Fluoride water testing: Dental fluorosis

Fluoride comes from fluorine which is a natural and abundant element. It can be found naturally in water, soil and foods.1,2,3 Fluoride can also be also be found synthetically in water, toothpaste and mouth washes.2,4 Water authorities may also add fluoride to municipal water supply because it has been proven that adding fluoride in areas where fluoride water levels are low can reduce the prevalence of tooth decay to the local population.2,3,5

While low level of fluoride helps to strengthen teeth and protect enamel, too much fluoride can cause dental fluorosis – a discoloration of teeth.1,6 In this condition, fluoride collects in developing teeth, preventing enamel from forming normally. This can cause permanent tooth staining.7,8,9 Dental fluorosis occurs when children between birth and 9 years of age are exposed to high levels of fluoride during critical window when their teeth are forming and can also increase risk of tooth decay. 7,8,9,10

Facts about fluoride

  • Once inside the body, fluorides are absorbed into the blood through the digestive tract. They travel through blood and tend to accumulate in areas high in calcium such as bones and teeth.
  • Adding fluoride to water supply reduces incidences of tooth decay/cavities by promoting mineralization and making tooth enamel more resistant to acids.
  • However, excessive fluoride exposure can lead to dental fluorosis or skeletal fluorosis which can damage joints and bones.
  • A fluoride level of 7 ppm is considered the best for dental health and a concentration that is above 4.0 ppm can be hazardous.
  • The EPA has set a drinking water standard of fluoride level of between 7 and 1.2 ppm to help protect younger children from dental fluorosis.3,4,5,9
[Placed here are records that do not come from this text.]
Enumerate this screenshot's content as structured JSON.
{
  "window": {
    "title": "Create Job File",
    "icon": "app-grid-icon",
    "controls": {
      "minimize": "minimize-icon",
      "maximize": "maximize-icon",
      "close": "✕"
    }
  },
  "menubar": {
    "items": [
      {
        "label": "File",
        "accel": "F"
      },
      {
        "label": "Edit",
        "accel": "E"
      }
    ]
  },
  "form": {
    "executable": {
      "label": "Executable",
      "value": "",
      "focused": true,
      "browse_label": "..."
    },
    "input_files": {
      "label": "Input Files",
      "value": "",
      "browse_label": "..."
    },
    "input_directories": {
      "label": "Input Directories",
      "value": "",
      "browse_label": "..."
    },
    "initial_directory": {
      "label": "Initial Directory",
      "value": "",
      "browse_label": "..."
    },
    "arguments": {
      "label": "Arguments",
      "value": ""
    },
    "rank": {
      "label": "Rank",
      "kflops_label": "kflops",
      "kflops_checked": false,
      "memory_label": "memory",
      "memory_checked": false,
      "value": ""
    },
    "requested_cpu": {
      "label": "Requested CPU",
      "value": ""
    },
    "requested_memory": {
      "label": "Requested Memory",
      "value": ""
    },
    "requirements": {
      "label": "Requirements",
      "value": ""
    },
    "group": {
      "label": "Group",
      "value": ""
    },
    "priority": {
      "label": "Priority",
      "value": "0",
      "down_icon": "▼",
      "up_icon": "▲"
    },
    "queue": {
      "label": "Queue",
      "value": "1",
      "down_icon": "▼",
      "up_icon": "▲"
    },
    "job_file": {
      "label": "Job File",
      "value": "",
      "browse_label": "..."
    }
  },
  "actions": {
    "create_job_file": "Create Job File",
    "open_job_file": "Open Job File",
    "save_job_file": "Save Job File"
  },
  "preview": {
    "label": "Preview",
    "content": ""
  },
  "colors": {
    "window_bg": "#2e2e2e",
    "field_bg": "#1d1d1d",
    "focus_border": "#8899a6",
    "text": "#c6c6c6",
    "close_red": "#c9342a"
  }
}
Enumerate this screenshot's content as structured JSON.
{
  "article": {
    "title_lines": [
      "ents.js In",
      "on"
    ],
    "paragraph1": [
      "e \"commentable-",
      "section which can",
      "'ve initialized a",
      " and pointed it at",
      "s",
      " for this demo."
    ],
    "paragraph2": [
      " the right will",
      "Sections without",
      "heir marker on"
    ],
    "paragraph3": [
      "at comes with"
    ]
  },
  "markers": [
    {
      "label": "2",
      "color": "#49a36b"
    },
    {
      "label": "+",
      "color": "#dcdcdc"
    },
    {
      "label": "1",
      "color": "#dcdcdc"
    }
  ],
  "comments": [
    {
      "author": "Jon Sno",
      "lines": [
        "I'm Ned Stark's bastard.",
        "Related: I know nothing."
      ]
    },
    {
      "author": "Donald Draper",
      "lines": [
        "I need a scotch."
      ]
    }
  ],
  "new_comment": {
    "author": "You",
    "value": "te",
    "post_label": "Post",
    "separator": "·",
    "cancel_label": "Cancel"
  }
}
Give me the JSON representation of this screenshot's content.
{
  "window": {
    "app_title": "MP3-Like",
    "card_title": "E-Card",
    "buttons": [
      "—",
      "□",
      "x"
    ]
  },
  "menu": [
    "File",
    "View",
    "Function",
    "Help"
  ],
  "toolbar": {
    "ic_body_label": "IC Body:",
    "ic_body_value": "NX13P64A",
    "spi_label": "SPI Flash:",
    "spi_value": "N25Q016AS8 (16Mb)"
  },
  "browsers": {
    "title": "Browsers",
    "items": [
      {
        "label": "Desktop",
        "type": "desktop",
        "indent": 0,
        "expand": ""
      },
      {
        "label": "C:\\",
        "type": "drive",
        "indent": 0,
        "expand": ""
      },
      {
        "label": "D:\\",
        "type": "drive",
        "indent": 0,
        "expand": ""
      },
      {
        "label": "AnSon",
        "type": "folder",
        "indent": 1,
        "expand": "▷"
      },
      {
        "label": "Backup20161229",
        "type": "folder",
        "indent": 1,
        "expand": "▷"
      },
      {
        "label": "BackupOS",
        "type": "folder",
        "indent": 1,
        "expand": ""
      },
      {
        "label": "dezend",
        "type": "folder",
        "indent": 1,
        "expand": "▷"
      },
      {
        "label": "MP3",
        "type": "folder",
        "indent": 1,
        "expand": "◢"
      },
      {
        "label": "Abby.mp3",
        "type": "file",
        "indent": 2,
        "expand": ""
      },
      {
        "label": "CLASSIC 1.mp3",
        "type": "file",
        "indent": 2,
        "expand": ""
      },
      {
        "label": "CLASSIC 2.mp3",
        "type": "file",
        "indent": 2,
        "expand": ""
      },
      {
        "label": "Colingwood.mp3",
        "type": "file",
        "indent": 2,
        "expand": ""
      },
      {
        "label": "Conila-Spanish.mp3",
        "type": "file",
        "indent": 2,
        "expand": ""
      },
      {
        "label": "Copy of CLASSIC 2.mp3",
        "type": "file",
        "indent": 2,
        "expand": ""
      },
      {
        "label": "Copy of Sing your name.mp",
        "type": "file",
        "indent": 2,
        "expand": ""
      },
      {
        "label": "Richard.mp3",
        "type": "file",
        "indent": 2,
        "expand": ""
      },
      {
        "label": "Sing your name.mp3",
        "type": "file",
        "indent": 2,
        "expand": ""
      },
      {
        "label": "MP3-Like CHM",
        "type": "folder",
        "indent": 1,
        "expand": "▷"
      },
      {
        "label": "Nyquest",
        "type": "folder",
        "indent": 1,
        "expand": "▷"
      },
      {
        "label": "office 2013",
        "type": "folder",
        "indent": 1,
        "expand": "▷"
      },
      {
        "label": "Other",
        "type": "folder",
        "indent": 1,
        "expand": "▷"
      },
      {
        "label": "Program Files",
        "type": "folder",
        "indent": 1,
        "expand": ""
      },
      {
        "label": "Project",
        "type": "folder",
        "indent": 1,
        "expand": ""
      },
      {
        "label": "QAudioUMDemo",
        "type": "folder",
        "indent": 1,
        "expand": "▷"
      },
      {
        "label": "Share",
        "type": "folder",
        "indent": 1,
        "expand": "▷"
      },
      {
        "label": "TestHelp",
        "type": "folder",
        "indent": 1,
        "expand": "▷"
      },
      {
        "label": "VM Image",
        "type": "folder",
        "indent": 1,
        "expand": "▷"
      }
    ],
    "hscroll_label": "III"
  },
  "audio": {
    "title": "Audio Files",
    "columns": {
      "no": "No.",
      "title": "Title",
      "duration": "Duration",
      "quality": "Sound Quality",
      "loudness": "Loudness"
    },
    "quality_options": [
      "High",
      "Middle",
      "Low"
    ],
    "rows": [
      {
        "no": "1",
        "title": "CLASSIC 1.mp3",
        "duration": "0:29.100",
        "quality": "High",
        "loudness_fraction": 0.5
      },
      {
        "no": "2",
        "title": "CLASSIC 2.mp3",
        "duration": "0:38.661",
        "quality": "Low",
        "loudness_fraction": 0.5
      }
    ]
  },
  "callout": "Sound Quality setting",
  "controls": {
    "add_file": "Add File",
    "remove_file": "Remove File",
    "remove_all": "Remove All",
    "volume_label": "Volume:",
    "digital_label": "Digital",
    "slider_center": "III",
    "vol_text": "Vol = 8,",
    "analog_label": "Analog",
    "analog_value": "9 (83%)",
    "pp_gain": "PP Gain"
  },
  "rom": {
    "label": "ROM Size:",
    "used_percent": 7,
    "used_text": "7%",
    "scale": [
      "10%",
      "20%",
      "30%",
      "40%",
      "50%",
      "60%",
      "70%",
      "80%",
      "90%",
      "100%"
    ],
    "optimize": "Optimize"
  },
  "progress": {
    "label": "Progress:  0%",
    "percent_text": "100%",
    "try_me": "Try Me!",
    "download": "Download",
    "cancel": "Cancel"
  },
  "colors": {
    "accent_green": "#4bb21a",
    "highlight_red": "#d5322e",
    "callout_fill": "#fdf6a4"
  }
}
The benefits of fluoride levels in water within the recommended concentration clearly outweigh the risks. But given how common dental fluorosis occurs, it is important to regularly and frequently test our water (some of which include tap water, borehole water, river water, well water, lake water, municipal water, water from filtration plants and bottled water) to protect our population; especially children from preventable dental fluorosis.6,7,9,10 It is important to determine fluoride concentration in drinking water and comparing with acceptable levels to prevent dental fluorosis.

Fluoride water testing from CSI International Ltd

CSI Laboratory Ltd is your all-in-one consultant laboratory for your water analysis needs. We have our presence in Nairobi, Kenya. Our laboratory, accredited by the Kenya Accreditation Service (Laboratory Number: KENAS/TL/48), has a well-equipped chemistry laboratory with the latest analytical techniques and experienced technical team able to effectively assess water fluoride levels for both domestic and commercial purposes.

Our fluoride water testing services include: borehole water, domestic tap water, municipal water, well/spring water, bottled water, water from filtration plants and water for medical purposes. In addition to this, we provide regular monitoring of fluoride water levels in your water supply system and compare it to EPA acceptable limits to protect your household and consumers from excessive fluoride exposure. After analysis, we provide you with a detailed fluoride water testing report that allows you to inspire confidence in your water, enhance productivity and enable you to gain faster access to both local and international markets.

Contact us for Fluoride water testing needs. We aim to provide our unwavering support in Kenya and across the world.



  1. https://my.clevelandclinic.org/health/diseases/23227-fluorosis#:~:text=Dental%20fluorosis%20happens%20when%20a,in%20adults%20doesn%27t%20occur.
  2. https://www.cdc.gov/fluoridation/faqs/dental_fluorosis/index.htm
  3. https://pubmed.ncbi.nlm.nih.gov/3457820/
  4. https://pubmed.ncbi.nlm.nih.gov/34350986/
  5. https://www.medicalnewstoday.com/articles/154164#risks
  6. https://www.who.int/teams/environment-climate-change-and-health/chemical-safety-and-health/health-impacts/chemicals/inadequate-or-excess-fluoride
  7. https://www.canada.ca/en/health-canada/services/healthy-living/your-health/environment/fluorides-human-health.html
  8. https://www.mdpi.com/1660-4601/17/11/3914
  9. https://amp.cancer.org/healthy/cancer-causes/chemicals/water-fluoridation-and-cancer-risk.html
  10. https://www.nyu.edu/about/news-publications/news/2020/february/fluorosis.html